Collect each line of the entries that holds the string "this".

###

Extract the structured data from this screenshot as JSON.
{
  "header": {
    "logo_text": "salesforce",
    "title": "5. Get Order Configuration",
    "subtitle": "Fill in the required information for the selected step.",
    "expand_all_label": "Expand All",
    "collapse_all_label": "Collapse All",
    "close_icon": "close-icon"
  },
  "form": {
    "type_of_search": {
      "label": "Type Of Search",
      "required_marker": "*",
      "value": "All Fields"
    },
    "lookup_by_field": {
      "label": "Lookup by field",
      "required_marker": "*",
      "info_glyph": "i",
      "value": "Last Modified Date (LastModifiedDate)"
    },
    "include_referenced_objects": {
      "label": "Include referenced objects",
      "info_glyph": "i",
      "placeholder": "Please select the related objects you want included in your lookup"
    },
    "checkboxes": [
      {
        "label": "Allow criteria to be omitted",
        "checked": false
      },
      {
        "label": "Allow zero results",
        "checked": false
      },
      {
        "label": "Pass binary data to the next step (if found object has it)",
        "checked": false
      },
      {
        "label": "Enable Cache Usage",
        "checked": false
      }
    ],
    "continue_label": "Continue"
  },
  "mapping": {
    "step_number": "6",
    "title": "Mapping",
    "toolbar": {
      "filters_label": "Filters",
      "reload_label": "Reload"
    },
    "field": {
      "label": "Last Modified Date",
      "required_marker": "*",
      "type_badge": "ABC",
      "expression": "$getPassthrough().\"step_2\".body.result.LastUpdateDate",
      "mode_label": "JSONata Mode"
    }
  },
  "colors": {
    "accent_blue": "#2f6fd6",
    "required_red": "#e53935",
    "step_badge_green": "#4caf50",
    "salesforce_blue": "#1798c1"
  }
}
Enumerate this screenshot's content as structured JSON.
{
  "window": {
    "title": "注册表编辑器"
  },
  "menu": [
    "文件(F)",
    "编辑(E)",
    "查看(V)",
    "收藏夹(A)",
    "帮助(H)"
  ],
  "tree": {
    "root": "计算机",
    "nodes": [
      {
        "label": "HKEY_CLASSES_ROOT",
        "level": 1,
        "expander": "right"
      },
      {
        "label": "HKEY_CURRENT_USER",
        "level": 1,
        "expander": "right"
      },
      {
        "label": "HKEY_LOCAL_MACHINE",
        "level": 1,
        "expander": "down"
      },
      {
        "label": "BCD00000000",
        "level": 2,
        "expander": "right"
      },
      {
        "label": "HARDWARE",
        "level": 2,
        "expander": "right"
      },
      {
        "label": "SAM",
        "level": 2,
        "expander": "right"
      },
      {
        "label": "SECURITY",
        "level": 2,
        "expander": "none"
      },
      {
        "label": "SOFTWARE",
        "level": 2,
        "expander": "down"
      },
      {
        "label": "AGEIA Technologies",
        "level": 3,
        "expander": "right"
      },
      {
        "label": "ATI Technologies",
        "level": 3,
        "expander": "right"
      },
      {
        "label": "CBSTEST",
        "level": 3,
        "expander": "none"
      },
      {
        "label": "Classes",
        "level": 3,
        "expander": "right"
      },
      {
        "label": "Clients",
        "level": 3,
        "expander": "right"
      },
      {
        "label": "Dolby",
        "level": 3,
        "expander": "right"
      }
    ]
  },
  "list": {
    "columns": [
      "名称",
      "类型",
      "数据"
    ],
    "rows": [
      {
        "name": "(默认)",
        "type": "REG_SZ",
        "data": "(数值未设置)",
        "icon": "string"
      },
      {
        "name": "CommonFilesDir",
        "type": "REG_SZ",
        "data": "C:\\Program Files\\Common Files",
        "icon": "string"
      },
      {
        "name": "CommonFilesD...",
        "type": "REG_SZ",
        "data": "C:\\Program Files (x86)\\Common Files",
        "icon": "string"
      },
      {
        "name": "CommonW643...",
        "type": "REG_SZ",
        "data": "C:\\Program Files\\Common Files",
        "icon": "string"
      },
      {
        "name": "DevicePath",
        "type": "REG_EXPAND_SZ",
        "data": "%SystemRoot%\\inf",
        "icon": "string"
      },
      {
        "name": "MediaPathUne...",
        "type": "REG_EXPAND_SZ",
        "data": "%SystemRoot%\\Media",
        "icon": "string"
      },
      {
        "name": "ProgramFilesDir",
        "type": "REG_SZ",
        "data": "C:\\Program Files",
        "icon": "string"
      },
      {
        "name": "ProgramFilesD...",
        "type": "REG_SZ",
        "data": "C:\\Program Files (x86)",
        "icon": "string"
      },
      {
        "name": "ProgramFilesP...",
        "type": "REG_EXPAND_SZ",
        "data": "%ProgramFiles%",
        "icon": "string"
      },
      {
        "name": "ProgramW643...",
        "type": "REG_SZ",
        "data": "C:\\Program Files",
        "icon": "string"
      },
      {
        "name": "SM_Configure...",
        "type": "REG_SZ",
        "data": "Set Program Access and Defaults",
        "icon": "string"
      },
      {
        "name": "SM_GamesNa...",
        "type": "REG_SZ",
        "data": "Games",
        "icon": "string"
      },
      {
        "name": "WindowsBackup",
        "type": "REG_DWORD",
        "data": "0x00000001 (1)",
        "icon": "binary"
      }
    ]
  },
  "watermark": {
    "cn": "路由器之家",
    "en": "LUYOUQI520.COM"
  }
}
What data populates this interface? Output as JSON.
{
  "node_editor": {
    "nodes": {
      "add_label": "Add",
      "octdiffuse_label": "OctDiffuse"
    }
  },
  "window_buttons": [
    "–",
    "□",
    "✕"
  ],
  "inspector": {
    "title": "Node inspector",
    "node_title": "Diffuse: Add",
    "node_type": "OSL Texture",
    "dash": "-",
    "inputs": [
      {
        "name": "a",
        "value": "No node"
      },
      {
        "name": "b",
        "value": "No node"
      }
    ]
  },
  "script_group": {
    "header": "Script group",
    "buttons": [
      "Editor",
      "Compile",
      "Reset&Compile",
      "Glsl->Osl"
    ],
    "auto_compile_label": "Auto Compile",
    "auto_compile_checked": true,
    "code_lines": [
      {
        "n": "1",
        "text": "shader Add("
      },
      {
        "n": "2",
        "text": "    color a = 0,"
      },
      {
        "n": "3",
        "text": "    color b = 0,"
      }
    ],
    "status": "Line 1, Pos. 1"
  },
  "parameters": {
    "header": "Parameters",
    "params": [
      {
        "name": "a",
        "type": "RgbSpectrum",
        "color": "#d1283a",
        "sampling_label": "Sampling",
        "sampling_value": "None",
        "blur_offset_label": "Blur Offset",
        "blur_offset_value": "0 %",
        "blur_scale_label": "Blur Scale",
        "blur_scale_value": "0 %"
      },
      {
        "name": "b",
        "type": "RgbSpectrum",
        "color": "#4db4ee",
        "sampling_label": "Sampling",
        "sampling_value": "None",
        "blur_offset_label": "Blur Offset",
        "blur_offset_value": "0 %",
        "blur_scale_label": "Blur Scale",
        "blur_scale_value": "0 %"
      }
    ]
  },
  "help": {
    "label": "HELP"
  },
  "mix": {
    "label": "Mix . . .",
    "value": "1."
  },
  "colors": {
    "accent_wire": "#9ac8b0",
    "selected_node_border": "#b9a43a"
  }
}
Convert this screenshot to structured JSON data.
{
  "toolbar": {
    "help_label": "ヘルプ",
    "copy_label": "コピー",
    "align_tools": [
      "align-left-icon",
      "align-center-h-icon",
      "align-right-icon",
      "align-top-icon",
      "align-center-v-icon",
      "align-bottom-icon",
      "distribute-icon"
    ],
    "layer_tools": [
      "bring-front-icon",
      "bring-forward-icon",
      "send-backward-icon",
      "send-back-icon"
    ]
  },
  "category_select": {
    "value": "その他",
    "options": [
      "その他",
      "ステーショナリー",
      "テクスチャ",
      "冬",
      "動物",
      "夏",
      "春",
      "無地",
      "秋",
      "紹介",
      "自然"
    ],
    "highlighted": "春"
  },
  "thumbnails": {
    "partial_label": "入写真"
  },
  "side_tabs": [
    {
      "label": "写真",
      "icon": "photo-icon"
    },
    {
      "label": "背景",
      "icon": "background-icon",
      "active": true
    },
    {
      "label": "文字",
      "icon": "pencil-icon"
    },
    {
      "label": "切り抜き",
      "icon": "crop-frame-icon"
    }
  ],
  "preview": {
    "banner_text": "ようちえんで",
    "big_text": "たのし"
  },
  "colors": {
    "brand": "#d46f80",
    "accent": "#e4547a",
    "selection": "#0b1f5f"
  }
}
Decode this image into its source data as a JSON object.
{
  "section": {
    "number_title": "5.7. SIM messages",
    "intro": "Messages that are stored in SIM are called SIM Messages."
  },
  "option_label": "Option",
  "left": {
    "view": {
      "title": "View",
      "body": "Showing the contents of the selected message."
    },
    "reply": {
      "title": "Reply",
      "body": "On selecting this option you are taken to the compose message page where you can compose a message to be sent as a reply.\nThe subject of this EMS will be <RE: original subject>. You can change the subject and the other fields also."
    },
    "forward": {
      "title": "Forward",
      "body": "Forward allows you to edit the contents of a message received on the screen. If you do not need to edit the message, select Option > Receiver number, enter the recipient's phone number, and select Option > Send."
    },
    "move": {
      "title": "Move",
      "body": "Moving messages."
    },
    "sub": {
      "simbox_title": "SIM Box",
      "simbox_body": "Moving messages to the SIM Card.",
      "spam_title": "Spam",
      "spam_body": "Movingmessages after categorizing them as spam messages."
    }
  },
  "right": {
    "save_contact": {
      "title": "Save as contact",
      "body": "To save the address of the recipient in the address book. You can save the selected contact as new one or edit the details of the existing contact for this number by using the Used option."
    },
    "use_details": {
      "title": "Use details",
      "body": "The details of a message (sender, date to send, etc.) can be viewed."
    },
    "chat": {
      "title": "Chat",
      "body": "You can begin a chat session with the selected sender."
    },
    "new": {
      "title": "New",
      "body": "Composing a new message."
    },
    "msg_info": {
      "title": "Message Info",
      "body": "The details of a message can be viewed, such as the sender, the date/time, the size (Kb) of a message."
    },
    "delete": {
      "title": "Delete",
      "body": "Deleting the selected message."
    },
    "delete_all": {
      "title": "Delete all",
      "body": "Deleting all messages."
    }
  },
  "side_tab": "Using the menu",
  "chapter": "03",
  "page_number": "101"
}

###

THE ANSWER —
Extract the structured data from this screenshot as JSON.
Enumerate this screenshot's content as structured JSON.
What data populates this interface? Output as JSON.
Convert this screenshot to structured JSON data.
Decode this image into its source data as a JSON object.
      "body": "On selecting this option you are taken to the compose message page where you can compose a message to be sent as a reply.\nThe subject of this EMS will be <RE: original subject>. You can change the subject and the other fields also."
      "body": "To save the address of the recipient in the address book. You can save the selected contact as new one or edit the details of the existing contact for this number by using the Used option."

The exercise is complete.